Camphene refers to monoterpene that is usually extracted from plants. It releases a pungent odor that reminds you of damp woodlands and fir needles. The scent is not very pleasant to the nose. Despite its pungent odor, it may play a critical role in cardiovascular disease.
According to the study by Vallianou et al, the administration of camphene in hyperlipidemic rats reduces triglycerides and plasma cholesterol. When one considers the fact that the control of hyperlipidemia is crucial in dealing with heart disease, the importance of this discovery becomes emphasized. Through this study, we now have insight into to how camphene can be administered as an alternative to pharmaceutical lipid lowering agents, which have confirmed to have multiple adverse side effects including liver damage, muscle inflammation, and intestinal problems. This is enough cause for further investigation.
Camphene can be found in the composition of many essential oils such as citronella oil, turpentine, ginger oil and camphor oil. It is also used in food flavoring and the making of fragrances. It is produced through the catalytic isomerization of the more commonplace α-pinene.
What Is Camphene And How Is It Used?
Camphene is a colorless –or white – crystalline solid that has a pungent odor that is camphor-like in its essence. It produces specks of dust and crystals that can be itching to the nose, eyes, and throat. However, it is a substance that dissolves in some general organic solvents, and at room temperature, it can vaporize. This is a common constituent in things like cypress oil, neroli, camphor oil, valerian, ginger oil and citronella oil.
From the commercial angle, it functions as a food additive or as a main ingredient in the making of various fragrances. It closely resembles camphor regarding the odor it emits. Although it is a crystal solid, when it is heated up, the crystals will give off vapors. Camphene has also been used in the production of manmade camphor and various insecticides.
Therapeutically, camphene has many properties, including:
Cytotoxic/Antibiotic Properties – the mixture of eugenol, cineole, and camphene in tulsi oil, produces a substance that can treat fungal, bacterial and viral infections that are proven to affect the respiratory system. This mixture is wonderful in helping to patients cure congestion. It can also be used to treat respiratory disorders as severe bronchitis. Tulsi oil’s active ingredients can be used to address damages to the lungs caused by tuberculosis and smoking-induced cancer.
Even more, camphene found in holy basil can be applied directly to the skin either as paste or oil extract to treat bacterial infection. The extract gives a cooling feeling and can be applied to the irritated skin. It also keeps bugs away if you are an outdoor person.
Antifungal Properties – the addition of camphene and camphor with the sage essential oil produces a substance that can be used for antifungal properties.
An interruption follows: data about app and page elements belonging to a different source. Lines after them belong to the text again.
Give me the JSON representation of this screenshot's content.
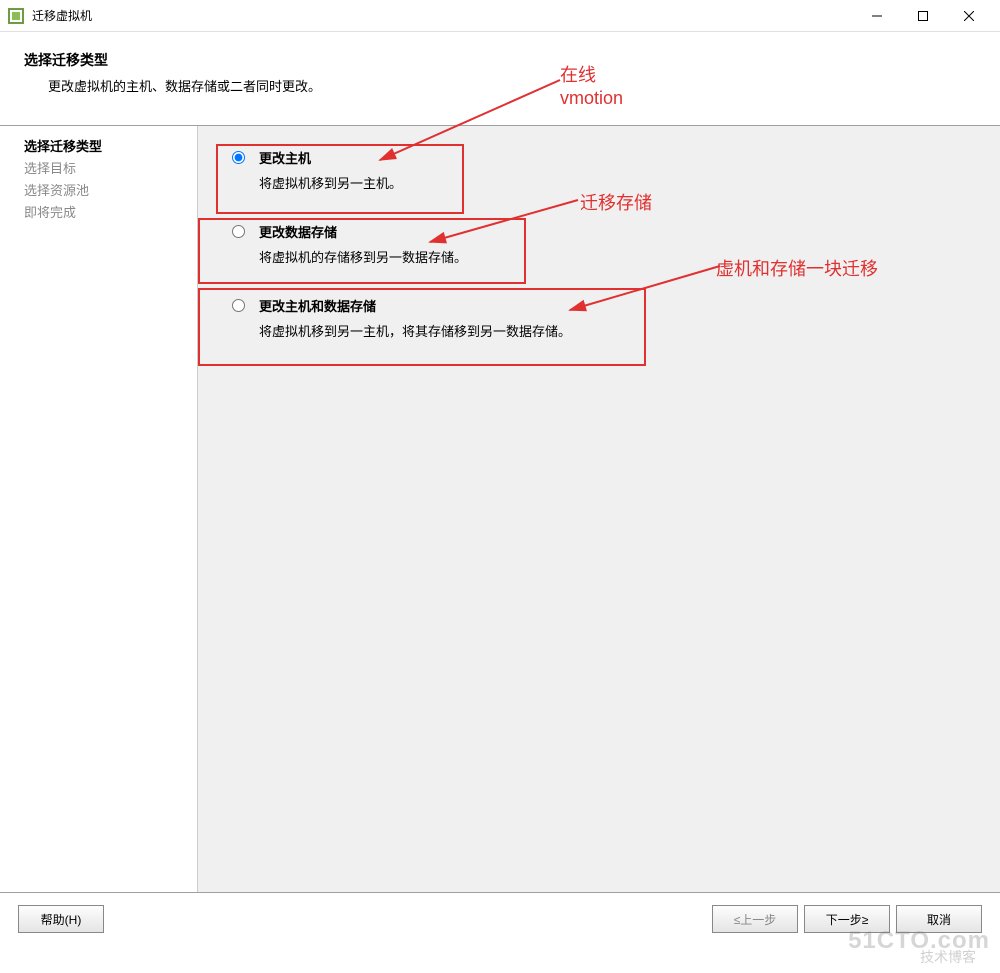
{
  "window": {
    "title": "迁移虚拟机"
  },
  "header": {
    "title": "选择迁移类型",
    "desc": "更改虚拟机的主机、数据存储或二者同时更改。"
  },
  "sidebar": {
    "items": [
      {
        "label": "选择迁移类型",
        "state": "active"
      },
      {
        "label": "选择目标",
        "state": "disabled"
      },
      {
        "label": "选择资源池",
        "state": "disabled"
      },
      {
        "label": "即将完成",
        "state": "disabled"
      }
    ]
  },
  "options": [
    {
      "title": "更改主机",
      "desc": "将虚拟机移到另一主机。",
      "selected": true
    },
    {
      "title": "更改数据存储",
      "desc": "将虚拟机的存储移到另一数据存储。",
      "selected": false
    },
    {
      "title": "更改主机和数据存储",
      "desc": "将虚拟机移到另一主机，将其存储移到另一数据存储。",
      "selected": false
    }
  ],
  "footer": {
    "help": "帮助(H)",
    "prev": "≤上一步",
    "next": "下一步≥",
    "cancel": "取消"
  },
  "annotations": {
    "ann1_line1": "在线",
    "ann1_line2": "vmotion",
    "ann2": "迁移存储",
    "ann3": "虚机和存储一块迁移"
  },
  "watermark": {
    "main": "51CTO.com",
    "sub": "技术博客"
  }
}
It can be utilized in the treatment of dermatitis, dysentery, fungal skin infections, and athlete’s foot.
Apart from the ones discussed above, camphene can also be used to treat conditions such as hyperlipidemia and allergies. When mixed with vitamin C, it becomes a powerful antioxidant that soothes nerves and relieves stress. In all, this is an excellent ingredient with many beneficial uses in the natural health world.